*Work to complete*. Print, exactly and completely, the data that appears below.

Records contained in a dataset
# # # #
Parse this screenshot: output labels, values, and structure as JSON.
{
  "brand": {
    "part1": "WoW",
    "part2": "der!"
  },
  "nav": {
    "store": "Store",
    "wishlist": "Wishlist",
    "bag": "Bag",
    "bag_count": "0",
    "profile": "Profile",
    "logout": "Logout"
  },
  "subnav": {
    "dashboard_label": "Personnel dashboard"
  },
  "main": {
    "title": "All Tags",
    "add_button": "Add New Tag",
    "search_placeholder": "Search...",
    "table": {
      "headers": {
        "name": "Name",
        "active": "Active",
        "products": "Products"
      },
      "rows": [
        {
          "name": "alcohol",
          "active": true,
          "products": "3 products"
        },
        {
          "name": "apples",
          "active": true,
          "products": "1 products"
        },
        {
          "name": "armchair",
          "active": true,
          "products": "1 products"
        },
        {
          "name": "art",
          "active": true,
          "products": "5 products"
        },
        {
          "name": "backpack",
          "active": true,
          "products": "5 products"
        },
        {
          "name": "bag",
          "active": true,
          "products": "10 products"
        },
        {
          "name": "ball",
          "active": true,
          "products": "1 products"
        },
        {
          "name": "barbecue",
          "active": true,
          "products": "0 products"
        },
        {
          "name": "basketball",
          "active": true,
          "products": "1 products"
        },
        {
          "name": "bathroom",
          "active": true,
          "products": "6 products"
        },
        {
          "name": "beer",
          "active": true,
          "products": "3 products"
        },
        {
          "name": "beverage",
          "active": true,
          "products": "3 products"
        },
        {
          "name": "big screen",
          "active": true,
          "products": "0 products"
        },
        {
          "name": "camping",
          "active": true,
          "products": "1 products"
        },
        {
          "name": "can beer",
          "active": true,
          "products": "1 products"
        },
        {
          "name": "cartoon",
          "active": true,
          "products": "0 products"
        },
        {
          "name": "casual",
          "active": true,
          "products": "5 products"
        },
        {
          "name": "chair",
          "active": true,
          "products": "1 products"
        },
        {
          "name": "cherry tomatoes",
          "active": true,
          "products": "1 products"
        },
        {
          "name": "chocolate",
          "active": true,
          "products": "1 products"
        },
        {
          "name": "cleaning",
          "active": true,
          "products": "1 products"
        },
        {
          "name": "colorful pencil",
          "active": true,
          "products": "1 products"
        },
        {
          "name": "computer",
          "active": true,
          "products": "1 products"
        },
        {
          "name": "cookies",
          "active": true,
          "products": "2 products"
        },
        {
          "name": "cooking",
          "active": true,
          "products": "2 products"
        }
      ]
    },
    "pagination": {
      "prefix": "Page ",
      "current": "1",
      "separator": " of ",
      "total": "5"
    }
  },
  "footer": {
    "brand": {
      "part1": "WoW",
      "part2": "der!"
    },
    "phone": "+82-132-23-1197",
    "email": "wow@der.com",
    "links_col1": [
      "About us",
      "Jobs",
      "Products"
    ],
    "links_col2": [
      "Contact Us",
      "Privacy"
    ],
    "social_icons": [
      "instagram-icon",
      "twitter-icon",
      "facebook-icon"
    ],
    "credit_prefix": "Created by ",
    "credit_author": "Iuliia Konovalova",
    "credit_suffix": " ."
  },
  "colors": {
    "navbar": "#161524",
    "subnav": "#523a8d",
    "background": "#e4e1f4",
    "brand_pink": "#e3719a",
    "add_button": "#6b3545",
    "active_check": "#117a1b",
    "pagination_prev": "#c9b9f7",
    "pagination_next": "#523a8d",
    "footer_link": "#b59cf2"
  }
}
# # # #
*Response box*.
Parse this screenshot: output labels, values, and structure as JSON.
{
  "brand": {
    "part1": "WoW",
    "part2": "der!"
  },
  "nav": {
    "store": "Store",
    "wishlist": "Wishlist",
    "bag": "Bag",
    "bag_count": "0",
    "profile": "Profile",
    "logout": "Logout"
  },
  "subnav": {
    "dashboard_label": "Personnel dashboard"
  },
  "main": {
    "title": "All Tags",
    "add_button": "Add New Tag",
    "search_placeholder": "Search...",
    "table": {
      "headers": {
        "name": "Name",
        "active": "Active",
        "products": "Products"
      },
      "rows": [
        {
          "name": "alcohol",
          "active": true,
          "products": "3 products"
        },
        {
          "name": "apples",
          "active": true,
          "products": "1 products"
        },
        {
          "name": "armchair",
          "active": true,
          "products": "1 products"
        },
        {
          "name": "art",
          "active": true,
          "products": "5 products"
        },
        {
          "name": "backpack",
          "active": true,
          "products": "5 products"
        },
        {
          "name": "bag",
          "active": true,
          "products": "10 products"
        },
        {
          "name": "ball",
          "active": true,
          "products": "1 products"
        },
        {
          "name": "barbecue",
          "active": true,
          "products": "0 products"
        },
        {
          "name": "basketball",
          "active": true,
          "products": "1 products"
        },
        {
          "name": "bathroom",
          "active": true,
          "products": "6 products"
        },
        {
          "name": "beer",
          "active": true,
          "products": "3 products"
        },
        {
          "name": "beverage",
          "active": true,
          "products": "3 products"
        },
        {
          "name": "big screen",
          "active": true,
          "products": "0 products"
        },
        {
          "name": "camping",
          "active": true,
          "products": "1 products"
        },
        {
          "name": "can beer",
          "active": true,
          "products": "1 products"
        },
        {
          "name": "cartoon",
          "active": true,
          "products": "0 products"
        },
        {
          "name": "casual",
          "active": true,
          "products": "5 products"
        },
        {
          "name": "chair",
          "active": true,
          "products": "1 products"
        },
        {
          "name": "cherry tomatoes",
          "active": true,
          "products": "1 products"
        },
        {
          "name": "chocolate",
          "active": true,
          "products": "1 products"
        },
        {
          "name": "cleaning",
          "active": true,
          "products": "1 products"
        },
        {
          "name": "colorful pencil",
          "active": true,
          "products": "1 products"
        },
        {
          "name": "computer",
          "active": true,
          "products": "1 products"
        },
        {
          "name": "cookies",
          "active": true,
          "products": "2 products"
        },
        {
          "name": "cooking",
          "active": true,
          "products": "2 products"
        }
      ]
    },
    "pagination": {
      "prefix": "Page ",
      "current": "1",
      "separator": " of ",
      "total": "5"
    }
  },
  "footer": {
    "brand": {
      "part1": "WoW",
      "part2": "der!"
    },
    "phone": "+82-132-23-1197",
    "email": "wow@der.com",
    "links_col1": [
      "About us",
      "Jobs",
      "Products"
    ],
    "links_col2": [
      "Contact Us",
      "Privacy"
    ],
    "social_icons": [
      "instagram-icon",
      "twitter-icon",
      "facebook-icon"
    ],
    "credit_prefix": "Created by ",
    "credit_author": "Iuliia Konovalova",
    "credit_suffix": " ."
  },
  "colors": {
    "navbar": "#161524",
    "subnav": "#523a8d",
    "background": "#e4e1f4",
    "brand_pink": "#e3719a",
    "add_button": "#6b3545",
    "active_check": "#117a1b",
    "pagination_prev": "#c9b9f7",
    "pagination_next": "#523a8d",
    "footer_link": "#b59cf2"
  }
}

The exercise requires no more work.